  • Liya Kebede stars in the adaptation of Somali model Waris Dirie's excellent memoir Desert Flower. The thing that you should know about this film right off the bat is that it features a scene in which Kebede's character undergoes a particularly horrific form of FGM. Dirie is an anti-FGM activist, her book (and the several, more investigative and less personal, follow-ups she has written on the topic) deals extensively with the social, cultural, and religious dimensions of FGM, as well as its terrible impacts on women's health. And so you spend virtually the whole length of this overall light-hearted slip of a movie about a Somali refugee who gets discovered by a fashion photographer dreading that flashback to that scene. (At the screening I attended, about a half-dozen people walked out. Some were quite upset.) "It's a wonderful story about being a girl, overcoming things," says Kebede, a sentence which has to be in the running for Understatement Of The Year. Kebede also soft-pedals the political overtones of the film's subject matter, rejecting the idea that the movie could be seen as in any way "feminist." "It shows a lot about the courage of an individual," she says. "I mean, yes, it's about a girl, but really, it's about anyone." That's sort of the problem with this adaptation of Desert Flower in a nutshell: some important and even interesting ideas are raised, but the main players — including director Sherry Horman, who can't seem to make up her mind whether this should be the kind of movie that has montages set to pop music where the main character wears a lot of different outfits, or the kind of movie that has a minutes-long scene where a four-year-old gets held down, screaming, while an old lady cuts off her clitoris and labia minora with a rusty razor blade and stitches up her labia majora with thorns, and is then left bleeding profusely and screaming in the desert — don't seem inclined (or even able) to rise to them. [The Cut]

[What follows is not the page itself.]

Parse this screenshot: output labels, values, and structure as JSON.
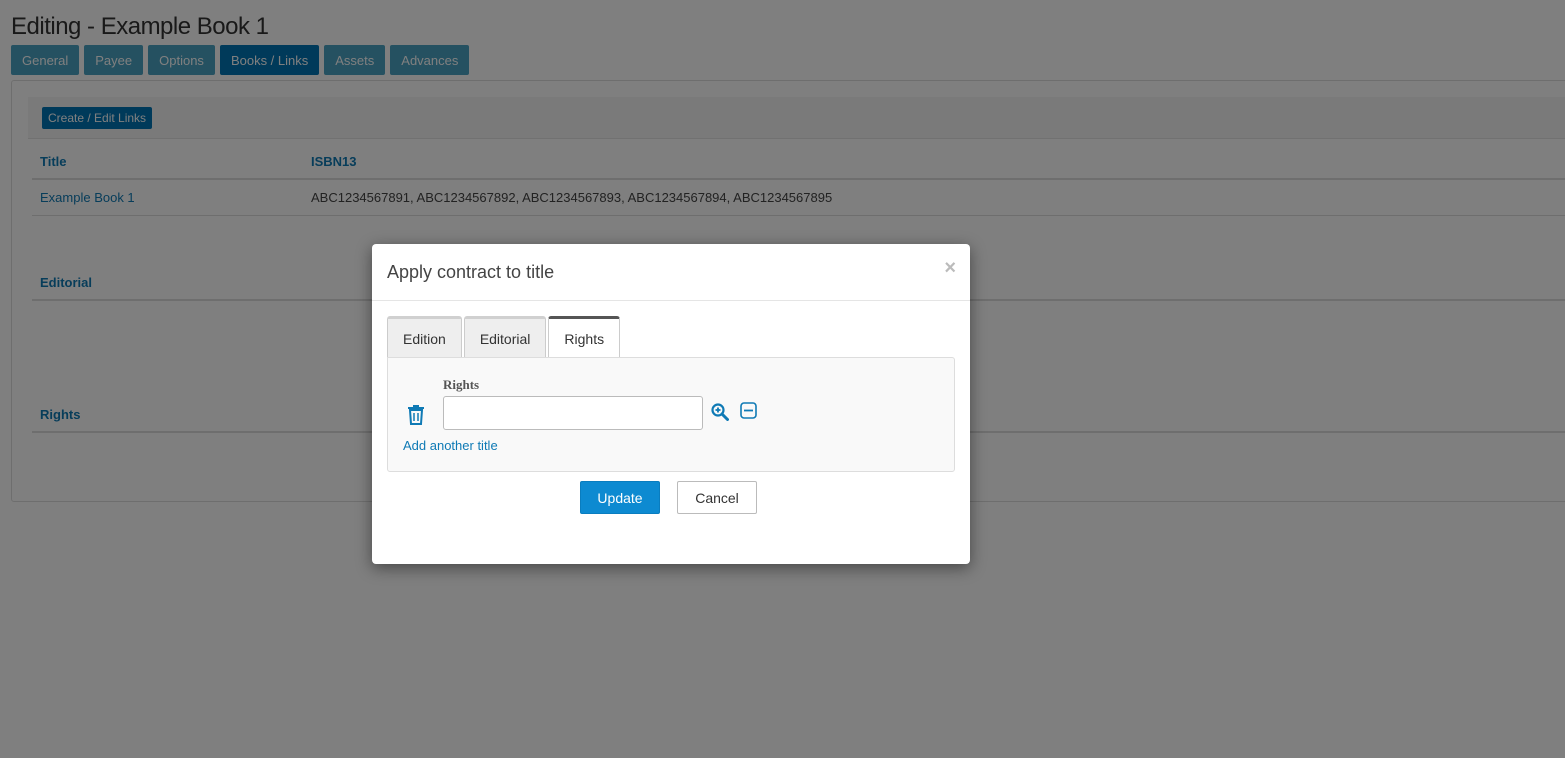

  • The founders of Lucky Brand have apparently launched a new project: a line called Civilianaire. [WWD]
  • Emmanuelle Alt says that the next issue of Vogue Paris includes an haute couture shoot with Kate Moss, by Mert Alas and Marcus Piggott. [Telegraph]
  • Fredericks of Hollywood has signed a deal with an Abu Dhabi-based company to open at least ten new stores in six Middle Eastern countries. [WWD]
  • Gareth Pugh says it took him "four or five seasons" worth of showing his collections before he made any sales to stores. "There was a point a couple of years ago, right before a show, when I barely had enough money to get my team over to Paris. But I think it's like Alcoholics Anonymous: Take every day as it comes." [Vice]
  • The C.E.O. of J.C. Penney made $13.1 million last year. How 'bout you? [WWD]
  • Vena Cava relaunched its website. Surf on over — the water's fine. [Official Site]
  • United Colors of Benetton's 2010 profits fell by 16% from 2009. Last year, the company made $134.6 million. The year before, it had made $169.6 million. [WWD]
  • Wow. Details magazine used to be awesome. [Racked]
  • The nation of Lithuania has formulated a national scent. The perfume is being distributed to Lithuanian soldiers serving overseas, and to foreign ambassadors in the capital, Vilnius. It's also for sale at the country's airports. Notes include bergamot, wild flower bouquet, raspberry, red berries, lily of the valley, lilac, rose, amber, and musk, and many of the ingredients are indigenous to Lithuania. [WWD]